▶ **GOAL OF THE EXERCISE**: Go through the entries below line by line and count those containing "execId"; the answer is that count alone.
::: MATERIAL TO PROCESS
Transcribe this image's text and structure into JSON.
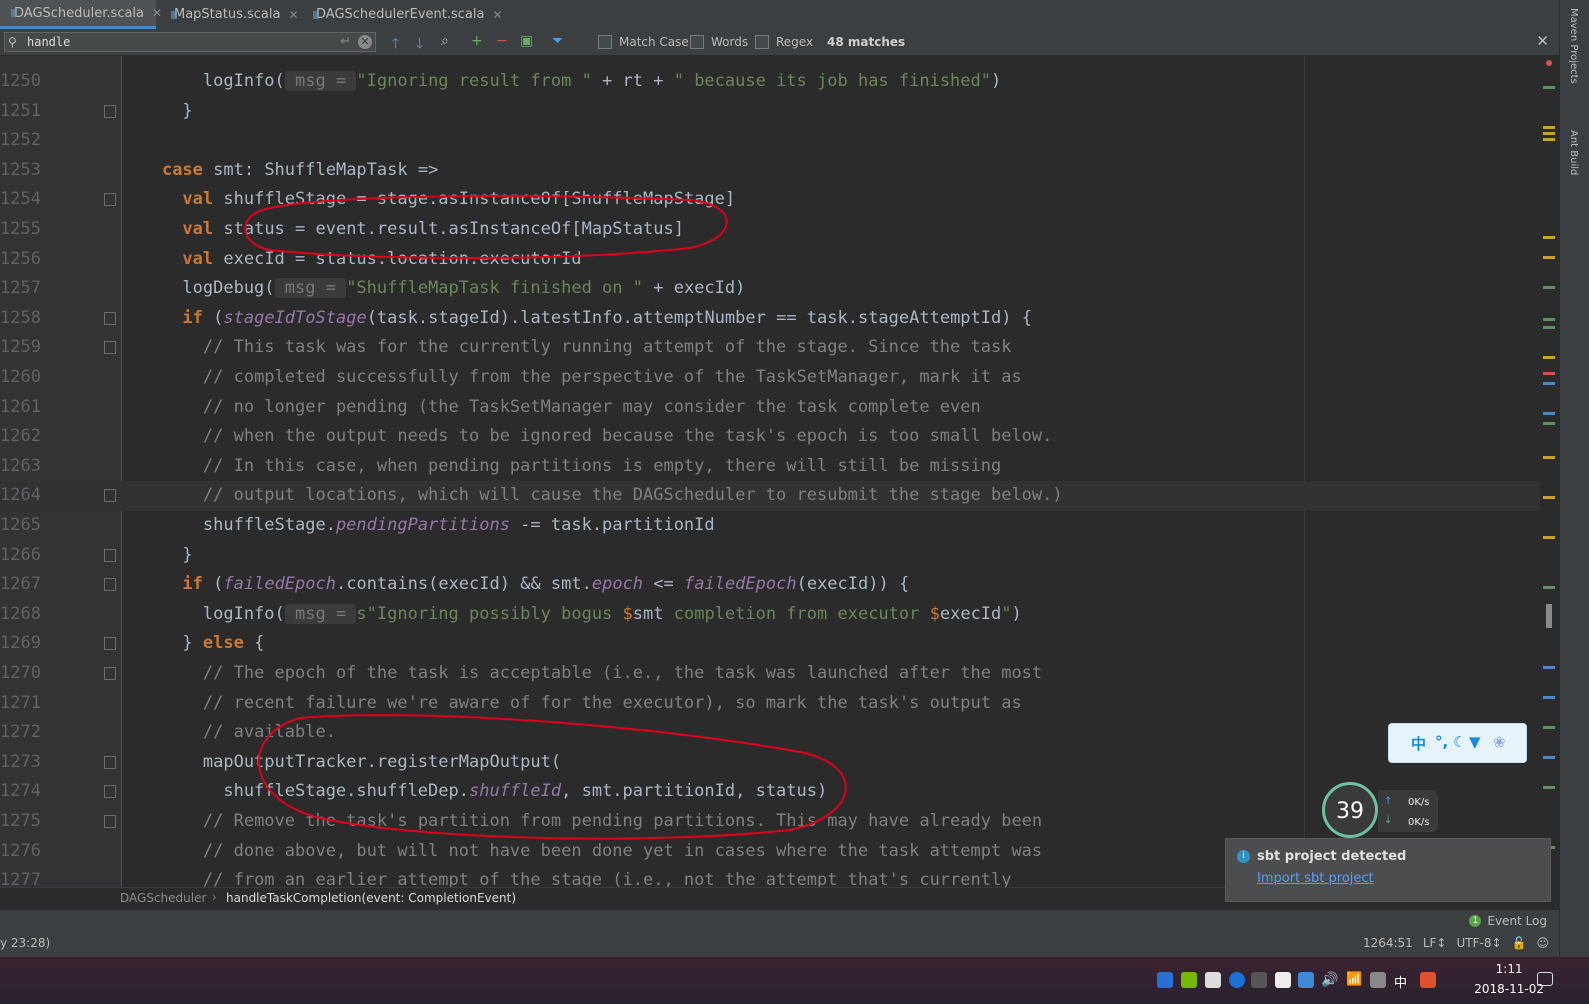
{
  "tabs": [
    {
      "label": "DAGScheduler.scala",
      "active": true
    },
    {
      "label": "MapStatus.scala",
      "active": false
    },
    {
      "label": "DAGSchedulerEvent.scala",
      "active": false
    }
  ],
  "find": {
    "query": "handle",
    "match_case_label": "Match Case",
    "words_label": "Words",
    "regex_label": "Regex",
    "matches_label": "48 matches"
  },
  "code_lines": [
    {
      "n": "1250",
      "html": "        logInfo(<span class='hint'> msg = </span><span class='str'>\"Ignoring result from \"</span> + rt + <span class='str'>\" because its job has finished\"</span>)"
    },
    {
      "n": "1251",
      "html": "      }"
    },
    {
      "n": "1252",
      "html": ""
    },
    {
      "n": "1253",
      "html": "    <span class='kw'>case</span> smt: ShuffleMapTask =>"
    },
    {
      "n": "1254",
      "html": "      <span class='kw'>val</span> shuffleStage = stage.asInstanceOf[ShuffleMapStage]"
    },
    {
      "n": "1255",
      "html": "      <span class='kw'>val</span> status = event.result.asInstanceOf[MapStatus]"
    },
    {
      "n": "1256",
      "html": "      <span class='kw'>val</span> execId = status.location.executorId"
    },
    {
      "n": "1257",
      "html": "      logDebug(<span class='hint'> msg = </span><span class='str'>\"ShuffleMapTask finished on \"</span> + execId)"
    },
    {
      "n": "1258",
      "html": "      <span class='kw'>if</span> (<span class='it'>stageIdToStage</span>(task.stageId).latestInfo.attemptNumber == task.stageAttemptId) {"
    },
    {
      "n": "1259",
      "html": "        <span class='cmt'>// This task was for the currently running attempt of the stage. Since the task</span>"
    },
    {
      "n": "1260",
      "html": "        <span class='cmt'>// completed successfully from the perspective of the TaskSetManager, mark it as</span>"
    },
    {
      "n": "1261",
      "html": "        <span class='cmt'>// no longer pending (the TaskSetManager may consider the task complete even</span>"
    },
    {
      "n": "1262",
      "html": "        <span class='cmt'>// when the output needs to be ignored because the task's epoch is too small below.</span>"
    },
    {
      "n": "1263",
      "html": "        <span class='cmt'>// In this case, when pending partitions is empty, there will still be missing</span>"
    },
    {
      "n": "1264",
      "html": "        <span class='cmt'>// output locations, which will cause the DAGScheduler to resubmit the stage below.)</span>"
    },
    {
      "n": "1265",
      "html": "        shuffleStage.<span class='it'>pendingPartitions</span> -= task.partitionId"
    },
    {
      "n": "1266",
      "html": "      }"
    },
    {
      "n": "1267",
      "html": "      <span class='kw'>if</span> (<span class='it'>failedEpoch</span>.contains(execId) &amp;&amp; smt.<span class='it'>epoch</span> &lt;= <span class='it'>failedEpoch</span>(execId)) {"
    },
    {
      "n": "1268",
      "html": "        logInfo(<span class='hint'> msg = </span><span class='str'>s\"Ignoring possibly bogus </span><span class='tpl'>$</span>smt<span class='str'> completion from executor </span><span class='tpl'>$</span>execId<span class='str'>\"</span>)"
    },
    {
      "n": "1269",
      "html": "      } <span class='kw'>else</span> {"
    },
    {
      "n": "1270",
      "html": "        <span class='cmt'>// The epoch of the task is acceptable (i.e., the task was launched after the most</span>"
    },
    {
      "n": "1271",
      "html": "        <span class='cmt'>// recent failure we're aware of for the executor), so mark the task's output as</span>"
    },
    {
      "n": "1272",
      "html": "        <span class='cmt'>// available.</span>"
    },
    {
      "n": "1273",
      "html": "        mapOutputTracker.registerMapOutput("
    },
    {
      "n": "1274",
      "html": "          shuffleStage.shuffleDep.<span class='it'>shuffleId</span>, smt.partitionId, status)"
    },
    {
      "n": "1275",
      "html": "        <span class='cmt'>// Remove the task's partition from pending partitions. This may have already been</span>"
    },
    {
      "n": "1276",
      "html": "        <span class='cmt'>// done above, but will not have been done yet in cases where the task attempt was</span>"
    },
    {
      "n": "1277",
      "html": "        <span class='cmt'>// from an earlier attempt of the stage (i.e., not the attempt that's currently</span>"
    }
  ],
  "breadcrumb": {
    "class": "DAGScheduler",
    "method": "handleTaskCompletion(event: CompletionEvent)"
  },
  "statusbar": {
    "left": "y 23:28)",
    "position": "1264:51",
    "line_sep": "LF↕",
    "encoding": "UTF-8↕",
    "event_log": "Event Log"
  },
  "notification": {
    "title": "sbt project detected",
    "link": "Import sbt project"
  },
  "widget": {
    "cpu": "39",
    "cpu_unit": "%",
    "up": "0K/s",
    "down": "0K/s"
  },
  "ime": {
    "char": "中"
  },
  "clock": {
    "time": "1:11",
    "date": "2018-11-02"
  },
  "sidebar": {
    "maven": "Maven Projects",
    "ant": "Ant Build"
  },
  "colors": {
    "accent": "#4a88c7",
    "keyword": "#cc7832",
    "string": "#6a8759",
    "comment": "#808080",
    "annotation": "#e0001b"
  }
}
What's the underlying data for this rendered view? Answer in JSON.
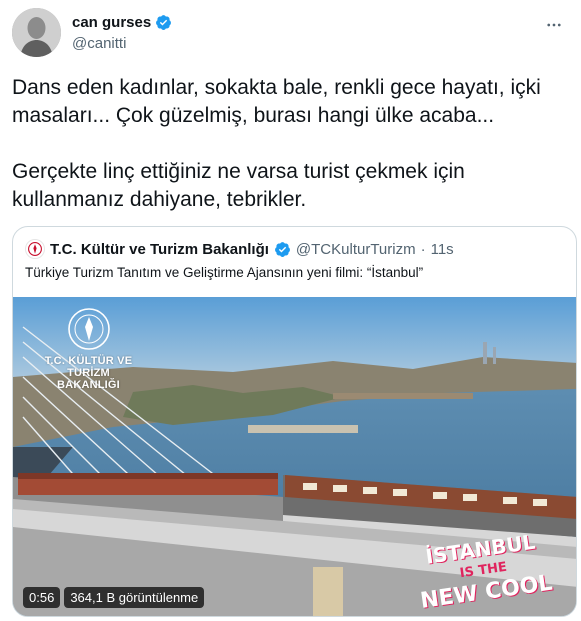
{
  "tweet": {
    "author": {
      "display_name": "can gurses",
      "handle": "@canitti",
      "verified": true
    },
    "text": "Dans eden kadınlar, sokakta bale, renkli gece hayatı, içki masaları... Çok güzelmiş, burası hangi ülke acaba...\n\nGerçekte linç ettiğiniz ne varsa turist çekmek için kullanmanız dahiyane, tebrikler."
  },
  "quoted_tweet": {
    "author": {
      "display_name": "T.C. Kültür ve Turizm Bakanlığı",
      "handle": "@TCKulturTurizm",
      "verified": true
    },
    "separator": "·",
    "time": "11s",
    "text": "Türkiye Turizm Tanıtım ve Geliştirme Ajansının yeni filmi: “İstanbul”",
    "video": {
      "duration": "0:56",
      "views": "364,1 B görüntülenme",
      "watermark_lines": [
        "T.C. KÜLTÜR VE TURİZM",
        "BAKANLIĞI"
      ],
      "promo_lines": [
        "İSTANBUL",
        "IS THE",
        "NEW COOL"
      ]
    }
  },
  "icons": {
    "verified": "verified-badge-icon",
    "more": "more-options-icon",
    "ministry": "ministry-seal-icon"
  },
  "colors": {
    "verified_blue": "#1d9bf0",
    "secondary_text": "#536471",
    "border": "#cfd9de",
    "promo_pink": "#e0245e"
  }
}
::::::
▶ **THE ANSWER**: 4